(Extracted material)

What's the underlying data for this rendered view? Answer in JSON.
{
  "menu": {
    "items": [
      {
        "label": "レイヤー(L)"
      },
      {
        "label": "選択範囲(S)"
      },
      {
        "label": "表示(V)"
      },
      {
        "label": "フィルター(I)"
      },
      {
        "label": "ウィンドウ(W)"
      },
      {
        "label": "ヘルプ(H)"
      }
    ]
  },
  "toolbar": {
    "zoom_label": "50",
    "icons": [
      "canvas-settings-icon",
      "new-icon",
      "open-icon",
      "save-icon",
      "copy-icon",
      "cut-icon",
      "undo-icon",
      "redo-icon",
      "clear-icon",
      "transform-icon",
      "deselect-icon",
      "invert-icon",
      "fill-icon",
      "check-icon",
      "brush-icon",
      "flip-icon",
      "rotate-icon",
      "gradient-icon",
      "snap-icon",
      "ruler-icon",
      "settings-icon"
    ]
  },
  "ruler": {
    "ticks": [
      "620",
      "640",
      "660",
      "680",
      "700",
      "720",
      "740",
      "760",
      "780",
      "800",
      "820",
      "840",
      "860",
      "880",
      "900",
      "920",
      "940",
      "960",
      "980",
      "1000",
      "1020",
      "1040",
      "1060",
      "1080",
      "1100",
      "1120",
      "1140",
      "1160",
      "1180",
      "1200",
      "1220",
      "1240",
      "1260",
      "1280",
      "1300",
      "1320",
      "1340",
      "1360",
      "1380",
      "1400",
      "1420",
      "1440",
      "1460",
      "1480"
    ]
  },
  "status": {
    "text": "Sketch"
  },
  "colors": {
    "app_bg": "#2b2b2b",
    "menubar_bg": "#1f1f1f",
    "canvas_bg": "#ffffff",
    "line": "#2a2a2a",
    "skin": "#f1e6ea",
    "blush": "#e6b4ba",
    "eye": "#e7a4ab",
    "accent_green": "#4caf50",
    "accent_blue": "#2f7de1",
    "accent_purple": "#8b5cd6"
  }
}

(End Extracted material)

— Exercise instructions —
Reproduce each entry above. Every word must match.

— The completed task —
What's the underlying data for this rendered view? Answer in JSON.
{
  "menu": {
    "items": [
      {
        "label": "レイヤー(L)"
      },
      {
        "label": "選択範囲(S)"
      },
      {
        "label": "表示(V)"
      },
      {
        "label": "フィルター(I)"
      },
      {
        "label": "ウィンドウ(W)"
      },
      {
        "label": "ヘルプ(H)"
      }
    ]
  },
  "toolbar": {
    "zoom_label": "50",
    "icons": [
      "canvas-settings-icon",
      "new-icon",
      "open-icon",
      "save-icon",
      "copy-icon",
      "cut-icon",
      "undo-icon",
      "redo-icon",
      "clear-icon",
      "transform-icon",
      "deselect-icon",
      "invert-icon",
      "fill-icon",
      "check-icon",
      "brush-icon",
      "flip-icon",
      "rotate-icon",
      "gradient-icon",
      "snap-icon",
      "ruler-icon",
      "settings-icon"
    ]
  },
  "ruler": {
    "ticks": [
      "620",
      "640",
      "660",
      "680",
      "700",
      "720",
      "740",
      "760",
      "780",
      "800",
      "820",
      "840",
      "860",
      "880",
      "900",
      "920",
      "940",
      "960",
      "980",
      "1000",
      "1020",
      "1040",
      "1060",
      "1080",
      "1100",
      "1120",
      "1140",
      "1160",
      "1180",
      "1200",
      "1220",
      "1240",
      "1260",
      "1280",
      "1300",
      "1320",
      "1340",
      "1360",
      "1380",
      "1400",
      "1420",
      "1440",
      "1460",
      "1480"
    ]
  },
  "status": {
    "text": "Sketch"
  },
  "colors": {
    "app_bg": "#2b2b2b",
    "menubar_bg": "#1f1f1f",
    "canvas_bg": "#ffffff",
    "line": "#2a2a2a",
    "skin": "#f1e6ea",
    "blush": "#e6b4ba",
    "eye": "#e7a4ab",
    "accent_green": "#4caf50",
    "accent_blue": "#2f7de1",
    "accent_purple": "#8b5cd6"
  }
}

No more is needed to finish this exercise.